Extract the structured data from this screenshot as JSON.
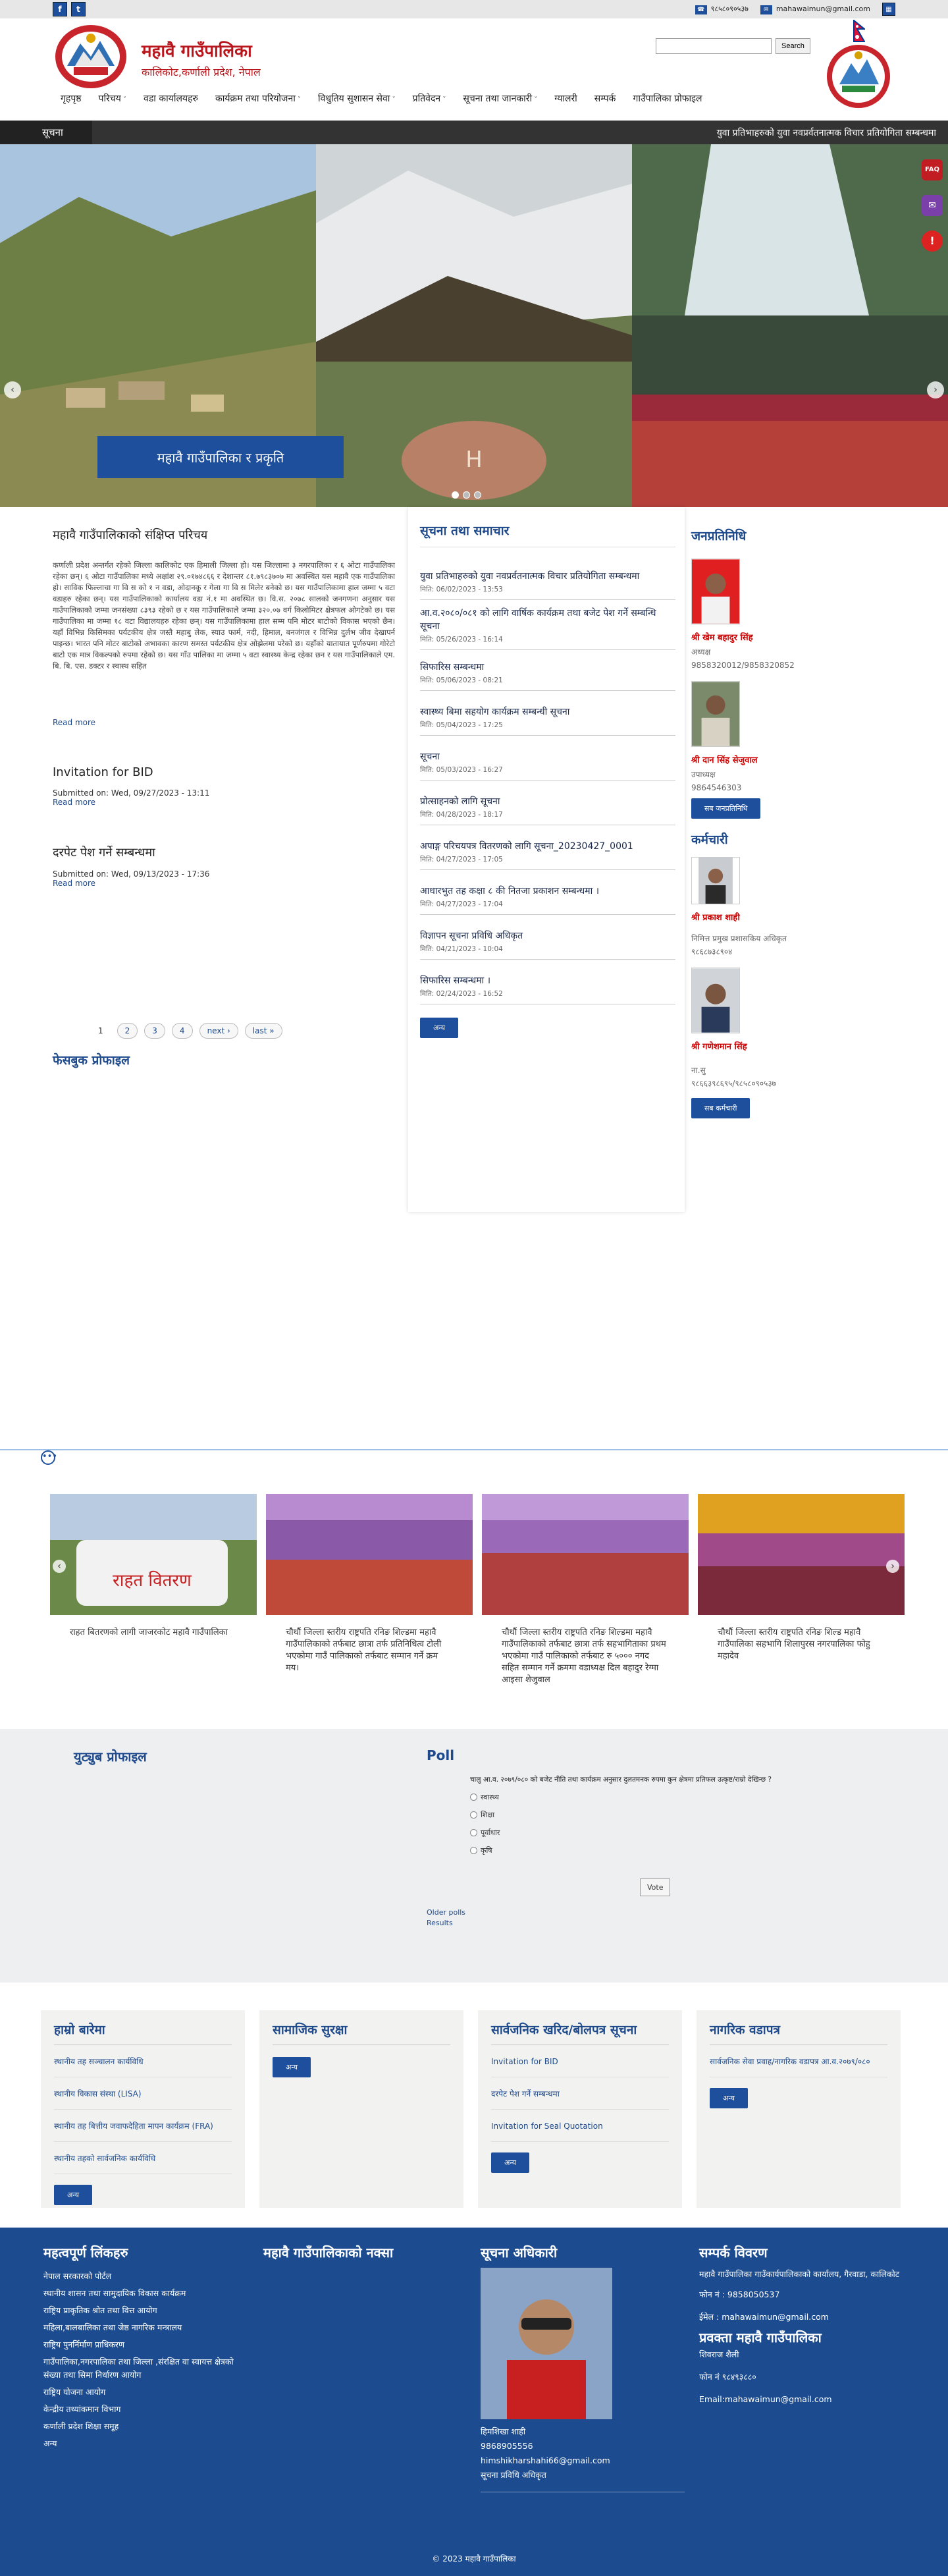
{
  "topbar": {
    "facebook_icon": "f",
    "twitter_icon": "t",
    "phone": "९८५८०९०५३७",
    "email": "mahawaimun@gmail.com"
  },
  "header": {
    "name": "महावै गाउँपालिका",
    "address": "कालिकोट,कर्णाली प्रदेश, नेपाल",
    "search_placeholder": "",
    "search_button": "Search"
  },
  "nav": [
    {
      "label": "गृहपृष्ठ",
      "dd": false
    },
    {
      "label": "परिचय",
      "dd": true
    },
    {
      "label": "वडा कार्यालयहरु",
      "dd": false
    },
    {
      "label": "कार्यक्रम तथा परियोजना",
      "dd": true
    },
    {
      "label": "विधुतिय सुशासन सेवा",
      "dd": true
    },
    {
      "label": "प्रतिवेदन",
      "dd": true
    },
    {
      "label": "सूचना तथा जानकारी",
      "dd": true
    },
    {
      "label": "ग्यालरी",
      "dd": false
    },
    {
      "label": "सम्पर्क",
      "dd": false
    },
    {
      "label": "गाउँपालिका प्रोफाइल",
      "dd": false
    }
  ],
  "notice": {
    "label": "सूचना",
    "marquee": "युवा प्रतिभाहरुको युवा नवप्रर्वतनात्मक विचार प्रतियोगिता सम्बन्धमा"
  },
  "slider": {
    "caption": "महावै गाउँपालिका र प्रकृति",
    "prev": "‹",
    "next": "›"
  },
  "sidetabs": [
    "FAQ",
    "✉",
    "!"
  ],
  "intro": {
    "title": "महावै गाउँपालिकाको संक्षिप्त परिचय",
    "body": "कर्णाली प्रदेश अन्तर्गत रहेको जिल्ला कालिकोट एक हिमाली जिल्ला हो। यस जिल्लामा ३ नगरपालिका र ६ ओटा गाउँपालिका रहेका छन्। ६ ओटा गाउँपालिका मध्ये अक्षांश २९.०१७४८६६ र देशान्तर ८१.७९८३७०७ मा अवस्थित यस महावै एक गाउँपालिका हो। साविक फिल्लाचा गा वि स को १ न वडा, ओदानकू र गेला गा वि स मिलेर बनेको छ। यस गाउँपालिकामा हाल जम्मा ५ वटा वडाहरु रहेका छन्। यस गाउँपालिकाको कार्यालय वडा नं.१ मा अवस्थित छ। वि.स. २०७८ सालको जनगणना अनुसार यस गाउँपालिकाको जम्मा जनसंख्या ८३९३ रहेको छ र यस गाउँपालिकाले जम्मा ३२०.०७ वर्ग किलोमिटर क्षेत्रफल ओगटेको छ। यस गाउँपालिका मा जम्मा १८ वटा विद्यालयहरु रहेका छन्। यस गाउँपालिकामा हाल सम्म पनि मोटर बाटोको विकास भएको छैन। यहाँ विभिन्न किसिमका पर्यटकीय क्षेत्र जस्तै महाबु लेक, स्याउ फार्म, नदी, हिमाल, बनजंगल र विभिन्न दुर्लभ जीव देखापर्न पाइन्छ। भारत पनि मोटर बाटोको अभावका कारण समस्त पर्यटकीय क्षेत्र ओझेलमा परेको छ। यहाँको यातायात पूर्णरुपमा गोरेटो बाटो एक मात्र विकल्पको रुपमा रहेको छ। यस गाँउ पालिका मा जम्मा ५ वटा स्वास्थ्य केन्द्र रहेका छन र यस गाउँपालिकाले एम. बि. बि. एस. डक्टर र स्वास्थ सहित",
    "read_more": "Read more"
  },
  "posts": [
    {
      "title": "Invitation for BID",
      "meta": "Submitted on: Wed, 09/27/2023 - 13:11",
      "read_more": "Read more"
    },
    {
      "title": "दरपेट पेश गर्ने सम्बन्धमा",
      "meta": "Submitted on: Wed, 09/13/2023 - 17:36",
      "read_more": "Read more"
    }
  ],
  "pagination": [
    "1",
    "2",
    "3",
    "4",
    "next ›",
    "last »"
  ],
  "facebook_title": "फेसबुक प्रोफाइल",
  "news": {
    "title": "सूचना तथा समाचार",
    "items": [
      {
        "t": "युवा प्रतिभाहरुको युवा नवप्रर्वतनात्मक विचार प्रतियोगिता सम्बन्धमा",
        "d": "मिति: 06/02/2023 - 13:53"
      },
      {
        "t": "आ.व.२०८०/०८१ को लागि वार्षिक कार्यक्रम तथा बजेट पेश गर्ने सम्बन्धि सूचना",
        "d": "मिति: 05/26/2023 - 16:14"
      },
      {
        "t": "सिफारिस सम्बन्धमा",
        "d": "मिति: 05/06/2023 - 08:21"
      },
      {
        "t": "स्वास्थ्य बिमा सहयोग कार्यक्रम सम्बन्धी सूचना",
        "d": "मिति: 05/04/2023 - 17:25"
      },
      {
        "t": "सूचना",
        "d": "मिति: 05/03/2023 - 16:27"
      },
      {
        "t": "प्रोत्साहनको लागि सूचना",
        "d": "मिति: 04/28/2023 - 18:17"
      },
      {
        "t": "अपाङ्ग परिचयपत्र वितरणको लागि सूचना_20230427_0001",
        "d": "मिति: 04/27/2023 - 17:05"
      },
      {
        "t": "आधारभुत तह कक्षा ८ की नितजा प्रकाशन सम्बन्धमा ।",
        "d": "मिति: 04/27/2023 - 17:04"
      },
      {
        "t": "विज्ञापन सूचना प्रविधि अधिकृत",
        "d": "मिति: 04/21/2023 - 10:04"
      },
      {
        "t": "सिफारिस सम्बन्धमा ।",
        "d": "मिति: 02/24/2023 - 16:52"
      }
    ],
    "more": "अन्य"
  },
  "reps": {
    "title": "जनप्रतिनिधि",
    "people": [
      {
        "name": "श्री खेम बहादुर सिंह",
        "role": "अध्यक्ष",
        "phone": "9858320012/9858320852"
      },
      {
        "name": "श्री दान सिंह सेजुवाल",
        "role": "उपाध्यक्ष",
        "phone": "9864546303"
      }
    ],
    "btn": "सब जनप्रतिनिधि"
  },
  "staff": {
    "title": "कर्मचारी",
    "people": [
      {
        "name": "श्री प्रकाश शाही",
        "role": "निमित्त प्रमुख प्रशासकिय अधिकृत",
        "phone": "९८६८७३८९०४"
      },
      {
        "name": "श्री गणेशमान सिंह",
        "role": "ना.सु",
        "phone": "९८६६३९८६९५/९८५८०९०५३७"
      }
    ],
    "btn": "सब कर्मचारी"
  },
  "gallery": [
    {
      "caption": "राहत बितरणको लागी जाजरकोट महावै गाउँपालिका"
    },
    {
      "caption": "चौथौं जिल्ला स्तरीय राष्ट्रपति रनिङ शिल्डमा महावै गाउँपालिकाको तर्फबाट छात्रा तर्फ प्रतिनिधित्व टोली भएकोमा गाउँ पालिकाको तर्फबाट सम्मान गर्ने क्रम मय।"
    },
    {
      "caption": "चौथौं जिल्ला स्तरीय राष्ट्रपति रनिङ शिल्डमा महावै गाउँपालिकाको तर्फबाट छात्रा तर्फ सहभागिताका प्रथम भएकोमा गाउँ पालिकाको तर्फबाट रु ५००० नगद सहित सम्मान गर्ने क्रममा वडाध्यक्ष दिल बहादुर रेग्मा आइसा शेजुवाल"
    },
    {
      "caption": "चौथौं जिल्ला स्तरीय राष्ट्रपति रनिङ शिल्ड महावै गाउँपालिका सहभागि शिलापुरस नगरपालिका फोहु महादेव"
    }
  ],
  "gallery_prev": "‹",
  "gallery_next": "›",
  "youtube_title": "युट्युब प्रोफाइल",
  "poll": {
    "title": "Poll",
    "question": "चालु आ.व. २०७९/०८० को बजेट नीति तथा कार्यक्रम अनुसार दुलतमनक रुपमा कुन क्षेत्रमा प्रतिफल उत्कृष्ट/राम्रो देखिन्छ ?",
    "options": [
      "स्वास्थ्य",
      "शिक्षा",
      "पूर्वाधार",
      "कृषि"
    ],
    "vote": "Vote",
    "older": "Older polls",
    "results": "Results"
  },
  "boxes": [
    {
      "title": "हाम्रो बारेमा",
      "items": [
        "स्थानीय तह सञ्चालन कार्यविधि",
        "स्थानीय विकास संस्था (LISA)",
        "स्थानीय तह बित्तीय जवाफदेहिता मापन कार्यक्रम (FRA)",
        "स्थानीय तहको सार्वजनिक कार्यविधि"
      ],
      "btn": "अन्य"
    },
    {
      "title": "सामाजिक सुरक्षा",
      "items": [],
      "btn": "अन्य"
    },
    {
      "title": "सार्वजनिक खरिद/बोलपत्र सूचना",
      "items": [
        "Invitation for BID",
        "दरपेट पेश गर्ने सम्बन्धमा",
        "Invitation for Seal Quotation"
      ],
      "btn": "अन्य"
    },
    {
      "title": "नागरिक वडापत्र",
      "items": [
        "सार्वजनिक सेवा प्रवाह/नागरिक वडापत्र आ.व.२०७९/०८०"
      ],
      "btn": "अन्य"
    }
  ],
  "footer": {
    "links_title": "महत्वपूर्ण लिंकहरु",
    "links": [
      "नेपाल सरकारको पोर्टल",
      "स्थानीय शासन तथा सामुदायिक विकास कार्यक्रम",
      "राष्ट्रिय प्राकृतिक श्रोत तथा वित्त आयोग",
      "महिला,बालबालिका तथा जेष्ठ नागरिक मन्त्रालय",
      "राष्ट्रिय पुनर्निर्माण प्राधिकरण",
      "गाउँपालिका,नगरपालिका तथा जिल्ला ,संरक्षित वा स्वायत्त क्षेत्रको संख्या तथा सिमा निर्धारण आयोग",
      "राष्ट्रिय योजना आयोग",
      "केन्द्रीय तथ्यांकमान विभाग",
      "कर्णाली प्रदेश  शिक्षा समूह",
      "अन्य"
    ],
    "map_title": "महावै गाउँपालिकाको नक्सा",
    "info_title": "सूचना अधिकारी",
    "info": [
      "हिमशिखा शाही",
      "9868905556",
      "himshikharshahi66@gmail.com",
      "सूचना प्रविधि अधिकृत"
    ],
    "contact_title": "सम्पर्क विवरण",
    "contact": [
      "महावै गाउँपालिका गाउँकार्यपालिकाको कार्यालय, गैरवाडा, कालिकोट",
      "फोन नं : 9858050537",
      "ईमेल : mahawaimun@gmail.com"
    ],
    "spokes_title": "प्रवक्ता महावै गाउँपालिका",
    "spokes": [
      "शिवराज शैली",
      "फोन नं ९८४९३८८०",
      "Email:mahawaimun@gmail.com"
    ],
    "copyright": "© 2023 महावै गाउँपालिका"
  }
}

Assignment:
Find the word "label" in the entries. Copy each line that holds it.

Output below:
      "label": "गृहपृष्ठ",
      "label": "परिचय",
      "label": "वडा कार्यालयहरु",
      "label": "कार्यक्रम तथा परियोजना",
      "label": "विधुतिय सुशासन सेवा",
      "label": "प्रतिवेदन",
      "label": "सूचना तथा जानकारी",
      "label": "ग्यालरी",
      "label": "सम्पर्क",
      "label": "गाउँपालिका प्रोफाइल",
    "label": "सूचना",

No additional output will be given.